TASK BRIEF
Repeat all entries below exactly as shown.

-=-=-=-=-

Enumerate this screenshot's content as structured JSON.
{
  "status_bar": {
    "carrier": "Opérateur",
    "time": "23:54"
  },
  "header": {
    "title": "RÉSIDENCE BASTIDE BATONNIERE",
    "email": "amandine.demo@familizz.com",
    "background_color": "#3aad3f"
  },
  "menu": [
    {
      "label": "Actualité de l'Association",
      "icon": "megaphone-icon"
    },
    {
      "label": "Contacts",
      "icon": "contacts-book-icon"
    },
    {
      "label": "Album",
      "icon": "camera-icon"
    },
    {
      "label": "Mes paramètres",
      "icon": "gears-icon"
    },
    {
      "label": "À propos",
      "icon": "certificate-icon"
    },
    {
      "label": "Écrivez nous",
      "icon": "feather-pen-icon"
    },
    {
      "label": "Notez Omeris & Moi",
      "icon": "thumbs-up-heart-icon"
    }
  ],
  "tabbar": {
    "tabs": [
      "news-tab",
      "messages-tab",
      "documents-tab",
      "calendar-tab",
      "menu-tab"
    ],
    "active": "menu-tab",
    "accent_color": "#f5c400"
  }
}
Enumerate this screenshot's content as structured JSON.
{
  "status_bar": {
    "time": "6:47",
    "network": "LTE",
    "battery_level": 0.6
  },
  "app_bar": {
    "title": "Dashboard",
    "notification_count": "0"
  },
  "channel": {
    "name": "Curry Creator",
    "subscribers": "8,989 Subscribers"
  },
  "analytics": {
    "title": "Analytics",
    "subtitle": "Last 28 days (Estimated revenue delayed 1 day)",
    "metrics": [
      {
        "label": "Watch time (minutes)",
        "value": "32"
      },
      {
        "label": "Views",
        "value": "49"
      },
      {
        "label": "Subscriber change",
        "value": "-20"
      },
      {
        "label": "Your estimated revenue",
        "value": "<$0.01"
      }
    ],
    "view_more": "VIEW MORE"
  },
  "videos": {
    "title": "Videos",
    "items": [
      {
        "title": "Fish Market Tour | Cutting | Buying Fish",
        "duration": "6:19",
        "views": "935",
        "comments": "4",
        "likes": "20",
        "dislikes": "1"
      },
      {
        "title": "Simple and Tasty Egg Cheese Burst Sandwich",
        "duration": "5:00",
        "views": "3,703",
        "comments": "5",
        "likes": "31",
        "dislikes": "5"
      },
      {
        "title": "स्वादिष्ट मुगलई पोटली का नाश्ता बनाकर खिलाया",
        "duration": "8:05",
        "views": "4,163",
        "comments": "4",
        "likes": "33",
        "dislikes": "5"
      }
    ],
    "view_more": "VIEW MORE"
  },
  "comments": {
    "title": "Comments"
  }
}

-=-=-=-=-

WORKED SOLUTION
Enumerate this screenshot's content as structured JSON.
{
  "status_bar": {
    "carrier": "Opérateur",
    "time": "23:54"
  },
  "header": {
    "title": "RÉSIDENCE BASTIDE BATONNIERE",
    "email": "amandine.demo@familizz.com",
    "background_color": "#3aad3f"
  },
  "menu": [
    {
      "label": "Actualité de l'Association",
      "icon": "megaphone-icon"
    },
    {
      "label": "Contacts",
      "icon": "contacts-book-icon"
    },
    {
      "label": "Album",
      "icon": "camera-icon"
    },
    {
      "label": "Mes paramètres",
      "icon": "gears-icon"
    },
    {
      "label": "À propos",
      "icon": "certificate-icon"
    },
    {
      "label": "Écrivez nous",
      "icon": "feather-pen-icon"
    },
    {
      "label": "Notez Omeris & Moi",
      "icon": "thumbs-up-heart-icon"
    }
  ],
  "tabbar": {
    "tabs": [
      "news-tab",
      "messages-tab",
      "documents-tab",
      "calendar-tab",
      "menu-tab"
    ],
    "active": "menu-tab",
    "accent_color": "#f5c400"
  }
}
Enumerate this screenshot's content as structured JSON.
{
  "status_bar": {
    "time": "6:47",
    "network": "LTE",
    "battery_level": 0.6
  },
  "app_bar": {
    "title": "Dashboard",
    "notification_count": "0"
  },
  "channel": {
    "name": "Curry Creator",
    "subscribers": "8,989 Subscribers"
  },
  "analytics": {
    "title": "Analytics",
    "subtitle": "Last 28 days (Estimated revenue delayed 1 day)",
    "metrics": [
      {
        "label": "Watch time (minutes)",
        "value": "32"
      },
      {
        "label": "Views",
        "value": "49"
      },
      {
        "label": "Subscriber change",
        "value": "-20"
      },
      {
        "label": "Your estimated revenue",
        "value": "<$0.01"
      }
    ],
    "view_more": "VIEW MORE"
  },
  "videos": {
    "title": "Videos",
    "items": [
      {
        "title": "Fish Market Tour | Cutting | Buying Fish",
        "duration": "6:19",
        "views": "935",
        "comments": "4",
        "likes": "20",
        "dislikes": "1"
      },
      {
        "title": "Simple and Tasty Egg Cheese Burst Sandwich",
        "duration": "5:00",
        "views": "3,703",
        "comments": "5",
        "likes": "31",
        "dislikes": "5"
      },
      {
        "title": "स्वादिष्ट मुगलई पोटली का नाश्ता बनाकर खिलाया",
        "duration": "8:05",
        "views": "4,163",
        "comments": "4",
        "likes": "33",
        "dislikes": "5"
      }
    ],
    "view_more": "VIEW MORE"
  },
  "comments": {
    "title": "Comments"
  }
}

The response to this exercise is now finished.